* To do
Each line of the records below that holds "lines" should be returned.

* Available records
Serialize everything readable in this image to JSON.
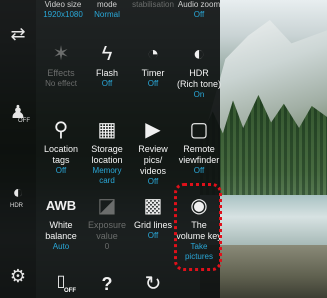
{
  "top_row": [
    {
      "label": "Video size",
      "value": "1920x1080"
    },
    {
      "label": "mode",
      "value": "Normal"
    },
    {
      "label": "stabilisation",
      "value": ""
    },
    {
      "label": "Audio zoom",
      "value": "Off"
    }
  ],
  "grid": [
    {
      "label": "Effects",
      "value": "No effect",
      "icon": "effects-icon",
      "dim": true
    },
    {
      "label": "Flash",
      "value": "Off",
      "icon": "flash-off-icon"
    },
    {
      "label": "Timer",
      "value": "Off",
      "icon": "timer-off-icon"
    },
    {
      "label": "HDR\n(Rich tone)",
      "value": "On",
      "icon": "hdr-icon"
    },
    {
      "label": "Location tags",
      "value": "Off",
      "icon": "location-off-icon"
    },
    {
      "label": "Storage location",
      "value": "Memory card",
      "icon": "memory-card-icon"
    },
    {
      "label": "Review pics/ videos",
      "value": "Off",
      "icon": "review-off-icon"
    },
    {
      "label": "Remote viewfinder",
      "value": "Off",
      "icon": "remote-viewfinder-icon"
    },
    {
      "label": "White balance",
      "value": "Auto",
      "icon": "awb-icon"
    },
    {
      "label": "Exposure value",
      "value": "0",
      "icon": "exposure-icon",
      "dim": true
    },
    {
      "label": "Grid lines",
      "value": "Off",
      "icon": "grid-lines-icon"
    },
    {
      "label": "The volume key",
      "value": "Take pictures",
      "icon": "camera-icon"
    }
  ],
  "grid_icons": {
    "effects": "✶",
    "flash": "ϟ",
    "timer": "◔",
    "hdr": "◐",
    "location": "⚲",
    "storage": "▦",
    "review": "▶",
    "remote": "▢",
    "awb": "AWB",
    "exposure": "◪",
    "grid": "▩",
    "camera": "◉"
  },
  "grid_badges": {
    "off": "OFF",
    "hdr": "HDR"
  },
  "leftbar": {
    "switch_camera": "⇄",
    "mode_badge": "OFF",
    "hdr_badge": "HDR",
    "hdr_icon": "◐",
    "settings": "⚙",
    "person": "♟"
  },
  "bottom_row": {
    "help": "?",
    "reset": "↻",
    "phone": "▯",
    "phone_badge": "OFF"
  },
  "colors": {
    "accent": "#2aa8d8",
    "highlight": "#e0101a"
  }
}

* Reply to the exercise
      "label": "Grid lines",
      "icon": "grid-lines-icon"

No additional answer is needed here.